Patients with interstitial lung disease (ILD) may have features of an autoimmune disorder that do not meet the diagnostic criteria for connective tissue diseases. We determined the prevalence and characteristics of autoimmune-featured ILD (AIF-ILD) and compared these with those of idiopathic pulmonary fibrosis (IPF) and known connective tissue disease-related ILD (CTD-ILD).
Patients with ILD who did not meet the criteria for a connective tissue disease were defined as having AIF-ILD if they had a sign or symptom suggestive of a connective tissue disease and a serologic test reflective of an autoimmune process. Clinical characteristics, high-resolution CT images, and lung biopsy specimens were analyzed and compared with those of patients with IPF and CTD-ILD. Survival was evaluated using a Kaplan-Meier curve.

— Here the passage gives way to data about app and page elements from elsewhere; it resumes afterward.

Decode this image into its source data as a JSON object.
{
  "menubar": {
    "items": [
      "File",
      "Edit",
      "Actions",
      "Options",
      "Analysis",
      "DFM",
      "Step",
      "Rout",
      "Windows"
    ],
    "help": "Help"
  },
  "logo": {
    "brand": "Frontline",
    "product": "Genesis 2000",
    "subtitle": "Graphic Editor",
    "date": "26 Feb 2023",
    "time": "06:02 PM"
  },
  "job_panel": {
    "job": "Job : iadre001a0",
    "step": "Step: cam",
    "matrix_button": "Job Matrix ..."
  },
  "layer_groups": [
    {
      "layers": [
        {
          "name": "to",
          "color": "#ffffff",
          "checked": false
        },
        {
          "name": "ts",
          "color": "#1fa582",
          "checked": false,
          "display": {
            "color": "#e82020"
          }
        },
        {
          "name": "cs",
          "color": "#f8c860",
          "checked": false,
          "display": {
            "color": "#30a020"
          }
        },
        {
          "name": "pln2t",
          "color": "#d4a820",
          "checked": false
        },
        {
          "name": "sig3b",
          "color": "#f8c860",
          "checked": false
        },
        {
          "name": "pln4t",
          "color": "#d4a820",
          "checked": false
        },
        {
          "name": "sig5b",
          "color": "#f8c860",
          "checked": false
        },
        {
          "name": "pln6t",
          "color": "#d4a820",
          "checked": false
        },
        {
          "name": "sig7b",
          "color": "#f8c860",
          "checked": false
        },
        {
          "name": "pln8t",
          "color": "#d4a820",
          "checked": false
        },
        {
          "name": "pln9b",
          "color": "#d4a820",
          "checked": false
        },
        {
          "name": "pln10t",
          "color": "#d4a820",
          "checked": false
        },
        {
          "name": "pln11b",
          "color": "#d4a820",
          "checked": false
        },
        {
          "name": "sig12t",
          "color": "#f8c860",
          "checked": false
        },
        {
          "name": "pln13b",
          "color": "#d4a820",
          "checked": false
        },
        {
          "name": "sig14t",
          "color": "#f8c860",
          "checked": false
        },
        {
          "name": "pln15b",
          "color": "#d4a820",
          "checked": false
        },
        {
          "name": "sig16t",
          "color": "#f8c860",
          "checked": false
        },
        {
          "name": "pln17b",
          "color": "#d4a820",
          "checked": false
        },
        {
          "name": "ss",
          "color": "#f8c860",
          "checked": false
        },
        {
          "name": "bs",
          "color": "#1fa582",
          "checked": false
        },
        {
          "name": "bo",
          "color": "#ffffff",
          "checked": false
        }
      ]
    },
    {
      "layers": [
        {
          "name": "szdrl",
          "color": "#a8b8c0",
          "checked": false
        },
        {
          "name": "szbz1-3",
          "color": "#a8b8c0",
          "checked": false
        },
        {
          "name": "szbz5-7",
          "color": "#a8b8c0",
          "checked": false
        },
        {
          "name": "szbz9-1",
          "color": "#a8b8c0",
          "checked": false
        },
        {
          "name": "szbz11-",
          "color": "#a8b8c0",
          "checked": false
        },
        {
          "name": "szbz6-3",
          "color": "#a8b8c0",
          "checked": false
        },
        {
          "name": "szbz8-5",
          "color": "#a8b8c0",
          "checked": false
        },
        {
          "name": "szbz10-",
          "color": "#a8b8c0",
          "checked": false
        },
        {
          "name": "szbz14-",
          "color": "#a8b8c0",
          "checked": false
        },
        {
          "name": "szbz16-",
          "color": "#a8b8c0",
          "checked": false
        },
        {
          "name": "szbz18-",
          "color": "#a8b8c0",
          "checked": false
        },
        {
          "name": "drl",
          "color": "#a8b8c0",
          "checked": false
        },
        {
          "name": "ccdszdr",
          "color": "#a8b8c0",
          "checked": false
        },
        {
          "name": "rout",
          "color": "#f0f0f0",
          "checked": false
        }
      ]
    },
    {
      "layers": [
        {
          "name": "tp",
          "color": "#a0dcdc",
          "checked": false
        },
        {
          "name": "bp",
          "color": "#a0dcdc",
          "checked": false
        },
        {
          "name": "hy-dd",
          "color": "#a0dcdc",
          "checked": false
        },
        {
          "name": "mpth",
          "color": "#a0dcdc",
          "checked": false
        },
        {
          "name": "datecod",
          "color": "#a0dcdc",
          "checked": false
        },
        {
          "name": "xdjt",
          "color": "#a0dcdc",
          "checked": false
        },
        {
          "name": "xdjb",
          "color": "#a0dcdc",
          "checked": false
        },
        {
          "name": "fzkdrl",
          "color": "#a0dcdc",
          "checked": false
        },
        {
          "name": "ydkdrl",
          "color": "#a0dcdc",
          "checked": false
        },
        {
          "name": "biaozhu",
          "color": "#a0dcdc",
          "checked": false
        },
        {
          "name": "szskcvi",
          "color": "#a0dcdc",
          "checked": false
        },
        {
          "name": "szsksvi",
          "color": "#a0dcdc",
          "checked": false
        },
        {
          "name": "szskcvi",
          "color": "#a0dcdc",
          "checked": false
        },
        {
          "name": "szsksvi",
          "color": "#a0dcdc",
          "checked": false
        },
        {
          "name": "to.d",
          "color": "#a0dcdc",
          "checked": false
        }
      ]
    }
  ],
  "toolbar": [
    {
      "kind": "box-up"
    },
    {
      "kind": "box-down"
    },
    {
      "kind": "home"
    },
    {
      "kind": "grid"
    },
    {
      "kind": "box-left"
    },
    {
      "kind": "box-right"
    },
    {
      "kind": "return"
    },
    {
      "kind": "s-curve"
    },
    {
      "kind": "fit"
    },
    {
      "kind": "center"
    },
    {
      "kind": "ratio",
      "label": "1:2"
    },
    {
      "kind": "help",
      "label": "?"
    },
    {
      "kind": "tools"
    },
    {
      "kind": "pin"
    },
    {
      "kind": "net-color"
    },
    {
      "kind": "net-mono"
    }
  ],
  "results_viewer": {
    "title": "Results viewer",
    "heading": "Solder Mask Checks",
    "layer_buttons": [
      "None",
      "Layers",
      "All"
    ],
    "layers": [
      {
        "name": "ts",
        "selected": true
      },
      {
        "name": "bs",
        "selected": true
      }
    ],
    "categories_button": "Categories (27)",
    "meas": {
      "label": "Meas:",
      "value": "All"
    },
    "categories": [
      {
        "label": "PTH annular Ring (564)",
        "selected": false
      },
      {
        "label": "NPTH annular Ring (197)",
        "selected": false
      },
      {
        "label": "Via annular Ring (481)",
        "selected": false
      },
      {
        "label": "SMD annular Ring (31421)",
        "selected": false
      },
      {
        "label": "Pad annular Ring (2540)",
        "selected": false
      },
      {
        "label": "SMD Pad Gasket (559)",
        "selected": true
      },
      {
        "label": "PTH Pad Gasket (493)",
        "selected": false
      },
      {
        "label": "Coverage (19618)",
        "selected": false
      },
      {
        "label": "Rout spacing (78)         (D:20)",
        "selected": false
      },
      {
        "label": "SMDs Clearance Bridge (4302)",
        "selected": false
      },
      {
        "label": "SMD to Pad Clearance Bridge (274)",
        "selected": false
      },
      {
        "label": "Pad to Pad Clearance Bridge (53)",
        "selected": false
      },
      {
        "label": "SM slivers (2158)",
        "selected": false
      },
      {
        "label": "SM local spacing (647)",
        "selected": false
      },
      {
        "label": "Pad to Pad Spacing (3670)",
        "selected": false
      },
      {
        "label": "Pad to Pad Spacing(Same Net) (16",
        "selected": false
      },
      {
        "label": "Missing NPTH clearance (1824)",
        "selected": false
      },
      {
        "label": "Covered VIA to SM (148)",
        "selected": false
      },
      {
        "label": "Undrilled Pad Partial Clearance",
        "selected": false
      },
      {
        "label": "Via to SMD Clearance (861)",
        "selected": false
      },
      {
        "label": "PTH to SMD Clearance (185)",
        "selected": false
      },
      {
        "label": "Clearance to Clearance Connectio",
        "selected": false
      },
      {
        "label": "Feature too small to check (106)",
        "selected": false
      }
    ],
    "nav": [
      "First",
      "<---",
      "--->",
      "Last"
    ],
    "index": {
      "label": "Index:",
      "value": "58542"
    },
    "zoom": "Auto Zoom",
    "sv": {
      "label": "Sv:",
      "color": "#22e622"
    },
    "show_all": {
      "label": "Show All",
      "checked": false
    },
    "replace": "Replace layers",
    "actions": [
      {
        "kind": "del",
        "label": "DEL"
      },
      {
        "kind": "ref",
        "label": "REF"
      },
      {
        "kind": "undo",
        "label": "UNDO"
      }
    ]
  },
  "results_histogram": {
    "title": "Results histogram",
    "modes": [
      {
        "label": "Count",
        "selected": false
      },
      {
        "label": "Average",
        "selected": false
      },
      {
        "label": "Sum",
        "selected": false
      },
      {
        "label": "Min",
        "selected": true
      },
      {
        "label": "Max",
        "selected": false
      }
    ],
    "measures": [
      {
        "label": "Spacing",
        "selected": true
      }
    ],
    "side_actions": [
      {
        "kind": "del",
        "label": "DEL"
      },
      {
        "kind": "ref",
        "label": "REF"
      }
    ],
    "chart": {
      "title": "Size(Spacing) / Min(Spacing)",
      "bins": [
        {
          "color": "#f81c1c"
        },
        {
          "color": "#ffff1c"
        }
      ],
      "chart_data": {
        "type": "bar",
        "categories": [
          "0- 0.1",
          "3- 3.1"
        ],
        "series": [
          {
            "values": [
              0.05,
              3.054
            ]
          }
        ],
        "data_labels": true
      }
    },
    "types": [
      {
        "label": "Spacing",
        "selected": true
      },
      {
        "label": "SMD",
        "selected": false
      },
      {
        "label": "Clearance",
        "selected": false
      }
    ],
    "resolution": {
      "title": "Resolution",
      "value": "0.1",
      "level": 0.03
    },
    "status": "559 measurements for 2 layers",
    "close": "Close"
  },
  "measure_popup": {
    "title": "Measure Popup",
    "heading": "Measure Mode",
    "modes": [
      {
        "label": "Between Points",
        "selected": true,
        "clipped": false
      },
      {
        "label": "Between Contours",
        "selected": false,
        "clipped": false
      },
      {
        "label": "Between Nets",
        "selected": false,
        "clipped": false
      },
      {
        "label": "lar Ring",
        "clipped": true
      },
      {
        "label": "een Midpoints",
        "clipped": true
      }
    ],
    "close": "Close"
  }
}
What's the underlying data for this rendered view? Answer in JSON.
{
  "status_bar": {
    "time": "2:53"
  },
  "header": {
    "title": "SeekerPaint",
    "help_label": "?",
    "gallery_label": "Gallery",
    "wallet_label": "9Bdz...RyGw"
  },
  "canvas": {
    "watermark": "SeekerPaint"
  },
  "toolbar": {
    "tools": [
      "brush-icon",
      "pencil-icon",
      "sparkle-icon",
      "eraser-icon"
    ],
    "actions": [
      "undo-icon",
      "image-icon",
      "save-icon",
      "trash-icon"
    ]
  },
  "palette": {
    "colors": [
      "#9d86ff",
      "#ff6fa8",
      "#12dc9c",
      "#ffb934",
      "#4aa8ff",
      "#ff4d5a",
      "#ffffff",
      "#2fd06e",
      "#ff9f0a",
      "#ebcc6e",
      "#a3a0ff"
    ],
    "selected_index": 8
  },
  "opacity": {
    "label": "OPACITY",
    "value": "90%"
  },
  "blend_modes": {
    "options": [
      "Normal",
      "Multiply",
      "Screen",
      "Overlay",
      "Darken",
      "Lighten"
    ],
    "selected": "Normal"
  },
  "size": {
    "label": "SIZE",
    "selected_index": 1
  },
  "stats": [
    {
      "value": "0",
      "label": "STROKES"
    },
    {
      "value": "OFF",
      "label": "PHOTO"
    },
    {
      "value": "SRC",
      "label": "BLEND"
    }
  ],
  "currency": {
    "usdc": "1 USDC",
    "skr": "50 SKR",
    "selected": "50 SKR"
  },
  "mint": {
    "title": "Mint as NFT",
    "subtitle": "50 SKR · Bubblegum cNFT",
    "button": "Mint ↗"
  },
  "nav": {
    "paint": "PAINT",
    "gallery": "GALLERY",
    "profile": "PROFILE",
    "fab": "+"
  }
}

Two hundred subjects completed the questionnaire and serologic testing. AIF-ILD was identified in 32%, IPF in 29%, and CTD-ILD in 19%. Gender, age, and race differed among groups (P < .01). Sixty-two percent of patients with AIF-ILD had a typical usual interstitial pneumonia (UIP) pattern on CT images. In 31 patients with AIF-ILD, lung biopsy specimens showed UIP in 81% and nonspecific interstitial pneumonia in 6%. Patients with AIF-ILD and IPF had similar survival, worse than those with CTD-ILD (P < .01). Antinuclear antibody (ANA) titers ≥ 1:1280 were associated with improved survival in patients with AIF-ILD (P = .02).
Systematic evaluation of symptoms and serologic tests in ILD can identify AIF-ILD. A UIP pattern on CT images and histopathology is common in AIF-ILD. Although survival for patients with AIF-ILD is poor, ANA titers ≥ 1:1280 are associated with improved survival.